## MATERIAL FOR THIS EXERCISE
□ □ □
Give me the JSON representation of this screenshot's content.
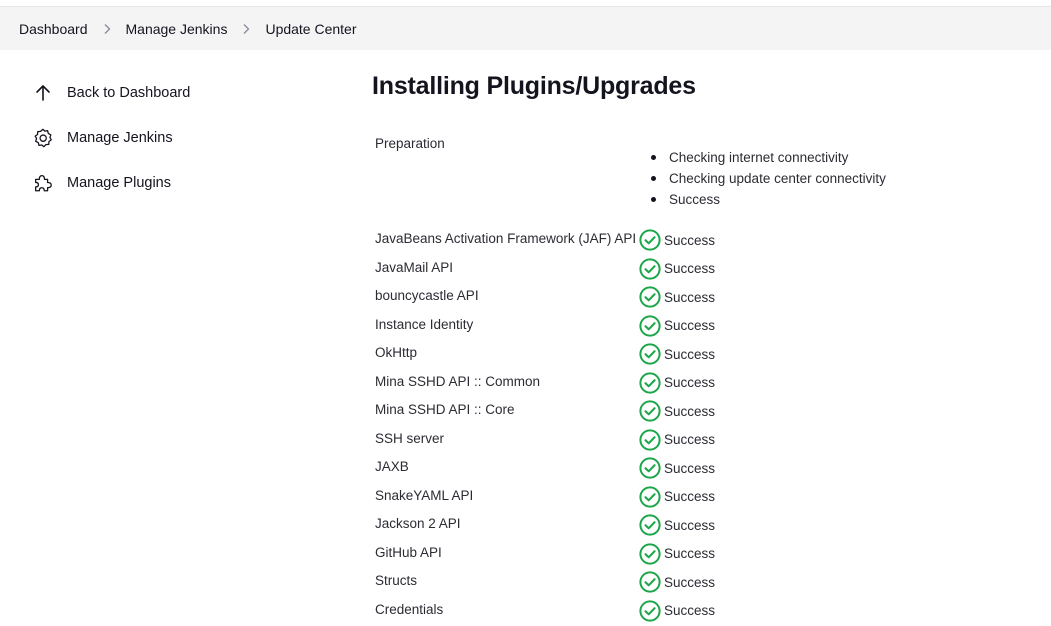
{
  "breadcrumb": {
    "items": [
      "Dashboard",
      "Manage Jenkins",
      "Update Center"
    ]
  },
  "sidebar": {
    "items": [
      {
        "label": "Back to Dashboard",
        "icon": "arrow-up-icon"
      },
      {
        "label": "Manage Jenkins",
        "icon": "gear-icon"
      },
      {
        "label": "Manage Plugins",
        "icon": "puzzle-icon"
      }
    ]
  },
  "main": {
    "title": "Installing Plugins/Upgrades",
    "preparation": {
      "label": "Preparation",
      "steps": [
        "Checking internet connectivity",
        "Checking update center connectivity",
        "Success"
      ]
    },
    "plugins": [
      {
        "name": "JavaBeans Activation Framework (JAF) API",
        "status": "Success"
      },
      {
        "name": "JavaMail API",
        "status": "Success"
      },
      {
        "name": "bouncycastle API",
        "status": "Success"
      },
      {
        "name": "Instance Identity",
        "status": "Success"
      },
      {
        "name": "OkHttp",
        "status": "Success"
      },
      {
        "name": "Mina SSHD API :: Common",
        "status": "Success"
      },
      {
        "name": "Mina SSHD API :: Core",
        "status": "Success"
      },
      {
        "name": "SSH server",
        "status": "Success"
      },
      {
        "name": "JAXB",
        "status": "Success"
      },
      {
        "name": "SnakeYAML API",
        "status": "Success"
      },
      {
        "name": "Jackson 2 API",
        "status": "Success"
      },
      {
        "name": "GitHub API",
        "status": "Success"
      },
      {
        "name": "Structs",
        "status": "Success"
      },
      {
        "name": "Credentials",
        "status": "Success"
      }
    ]
  },
  "colors": {
    "success": "#1ea64b",
    "breadcrumb_bg": "#f4f4f5",
    "text": "#14141f"
  }
}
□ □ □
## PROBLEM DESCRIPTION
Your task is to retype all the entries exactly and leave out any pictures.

## RESPONSE BOX
Give me the JSON representation of this screenshot's content.
{
  "breadcrumb": {
    "items": [
      "Dashboard",
      "Manage Jenkins",
      "Update Center"
    ]
  },
  "sidebar": {
    "items": [
      {
        "label": "Back to Dashboard",
        "icon": "arrow-up-icon"
      },
      {
        "label": "Manage Jenkins",
        "icon": "gear-icon"
      },
      {
        "label": "Manage Plugins",
        "icon": "puzzle-icon"
      }
    ]
  },
  "main": {
    "title": "Installing Plugins/Upgrades",
    "preparation": {
      "label": "Preparation",
      "steps": [
        "Checking internet connectivity",
        "Checking update center connectivity",
        "Success"
      ]
    },
    "plugins": [
      {
        "name": "JavaBeans Activation Framework (JAF) API",
        "status": "Success"
      },
      {
        "name": "JavaMail API",
        "status": "Success"
      },
      {
        "name": "bouncycastle API",
        "status": "Success"
      },
      {
        "name": "Instance Identity",
        "status": "Success"
      },
      {
        "name": "OkHttp",
        "status": "Success"
      },
      {
        "name": "Mina SSHD API :: Common",
        "status": "Success"
      },
      {
        "name": "Mina SSHD API :: Core",
        "status": "Success"
      },
      {
        "name": "SSH server",
        "status": "Success"
      },
      {
        "name": "JAXB",
        "status": "Success"
      },
      {
        "name": "SnakeYAML API",
        "status": "Success"
      },
      {
        "name": "Jackson 2 API",
        "status": "Success"
      },
      {
        "name": "GitHub API",
        "status": "Success"
      },
      {
        "name": "Structs",
        "status": "Success"
      },
      {
        "name": "Credentials",
        "status": "Success"
      }
    ]
  },
  "colors": {
    "success": "#1ea64b",
    "breadcrumb_bg": "#f4f4f5",
    "text": "#14141f"
  }
}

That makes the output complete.